After arriving in Halabokhad in northern Somalia’s autonomous Puntland region, Mohamed, desperate to give his children a healthy present and a better future, tried his hand at all sorts of jobs – from shoe-shining in Galkayo to running a small shop.
“I could not bear watching my children crying from hunger,” he said, “So I did anything to feed them and buy them medicine if they fell sick.” He even tried his hand at growing onions and tomatoes for sale in Galkayo. But, as he recalled, the transport costs were crippling: “The earnings were not worth all the effort.”
So he started looking for other opportunities and, ironically, it was transport that offered the promise of a decent income rather than a drain on his resources. Mohamed applied to join a UNHCR project launched last month and aimed at providing an income for internally displaced people (IDP) while making it easier for people to travel to and from Halabokhad.
UNHCR provided 11 tuk-tuks, the three-wheeled motorized rickshaws common in developing nations. Each vehicle was to be maintained and operated by four IDPs, who would pocket any money made from passengers. The “team” members included drivers, like Mohamed, as well as mechanics, who have been provided with the use of two garages with basic spare parts.
The refugee agency is also providing fuel and oil for the first month as well as paying three-month registration fees for the vehicles and operators. After that, they are on their own.
“I’m very grateful. This extra income will really help my family,” said a delighted Mohamed, while adding: “My team and I will have to come up with a plan on how to run our new business, especially in sharing profits.”
The project ties in with UNHCR’s goal of helping displaced people become self-sufficient in their host areas and ensuring they become well integrated with the local communities. Another important consideration is adequate shelter and access to basic services, including medical care and education.
Bruno Geddo, UNHCR’s representative to Somalia, welcomed the tuk-tuk project, which he said was very important to the people of Halabokhad because it provided regular and cheap transport links with Galkayo.
“The tuk-tuks will also be a source of income for the operators, while enabling others to move easily to do business in the city,” he noted. “From now on, we don’t consider these people as displaced. They are Somalis among Somalis, living as equal citizens under the protection of the local community. It is a problem solved; a point of closure.”
The introduction of tuk-tuks will also be welcomed by women and girls in the IDP settlement because the a cheap and reliable, if small, new transport system will make it easier and safer for them to travel within Halabokhad or to Galkayo, where assault and rape can be a problem.
Saafiya, a single mother of seven, said she spends many hours every day walking to Galkayo in search of work while her children remain at home. She cannot afford to pay for a taxi.

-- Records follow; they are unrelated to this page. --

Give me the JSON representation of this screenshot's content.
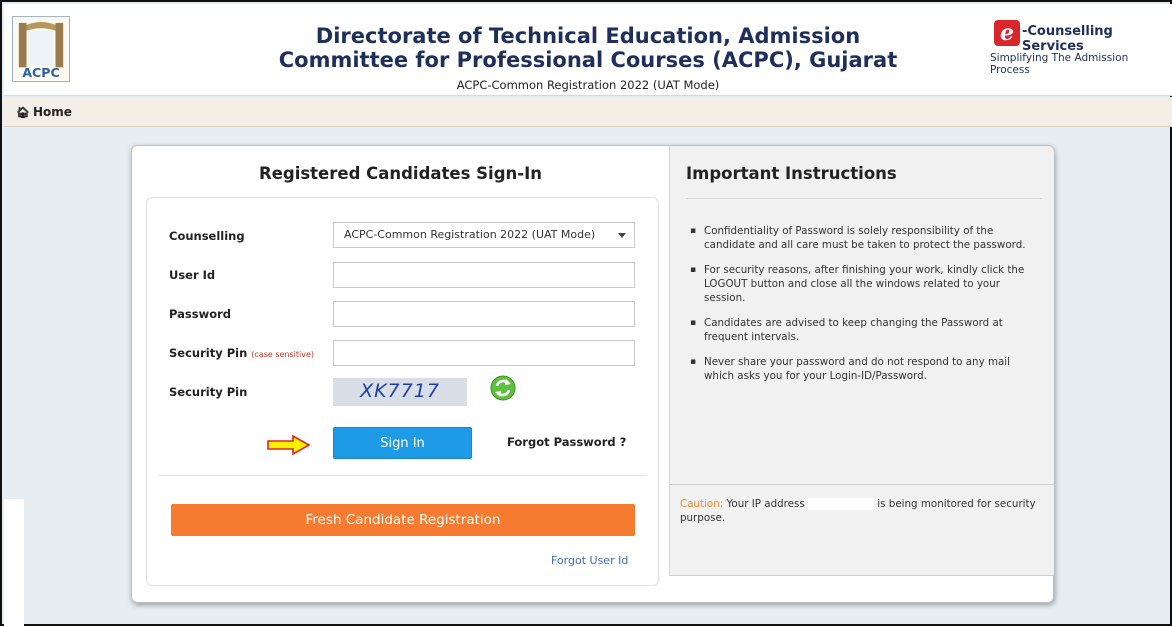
{
  "header": {
    "logo_text": "ACPC",
    "title_line1": "Directorate of Technical Education, Admission",
    "title_line2": "Committee for Professional Courses (ACPC), Gujarat",
    "subtitle": "ACPC-Common Registration 2022 (UAT Mode)",
    "ecs_letter": "e",
    "ecs_name": "-Counselling Services",
    "ecs_tagline": "Simplifying The Admission Process"
  },
  "nav": {
    "home_icon": "home-icon",
    "home_label": "Home"
  },
  "signin": {
    "title": "Registered Candidates Sign-In",
    "counselling_label": "Counselling",
    "counselling_value": "ACPC-Common Registration 2022 (UAT Mode)",
    "userid_label": "User Id",
    "userid_value": "",
    "password_label": "Password",
    "password_value": "",
    "pin_label": "Security Pin",
    "pin_note": "(case sensitive)",
    "pin_value": "",
    "captcha_label": "Security Pin",
    "captcha_text": "XK7717",
    "signin_button": "Sign In",
    "forgot_password": "Forgot Password ?",
    "fresh_registration": "Fresh Candidate Registration",
    "forgot_userid": "Forgot User Id"
  },
  "instructions": {
    "title": "Important Instructions",
    "items": [
      "Confidentiality of Password is solely responsibility of the candidate and all care must be taken to protect the password.",
      "For security reasons, after finishing your work, kindly click the LOGOUT button and close all the windows related to your session.",
      "Candidates are advised to keep changing the Password at frequent intervals.",
      "Never share your password and do not respond to any mail which asks you for your Login-ID/Password."
    ],
    "caution_label": "Caution:",
    "caution_pre": "Your IP address",
    "caution_post": "is being monitored for security purpose."
  },
  "colors": {
    "title_blue": "#1f2f5c",
    "signin_button": "#1e9be6",
    "fresh_button": "#f47b2f",
    "caution": "#f28b2f",
    "page_bg": "#e6eef4"
  }
}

“The only way I can earn a living is by doing small jobs in the town,” she said. “I have seen young girls being harassed by boys on the road, especially if it is late. Others tell us they were beaten and raped, with no one to defend them.”
She said the tuk-tuks “will keep us safe and also help us to get back home in good time to our children. Maybe one day, I can also learn how to drive and have my own tuk-tuk.”
Established in 2010, Halabokhad is one of 21 IDP sites in Galkayo, which collectively host about 60,000 displaced Somalis. More than two decades of conflict, together with periodic droughts, have devastated Somalia and left millions forcibly displaced.
By Faith Kasina in Galkayo, Somalia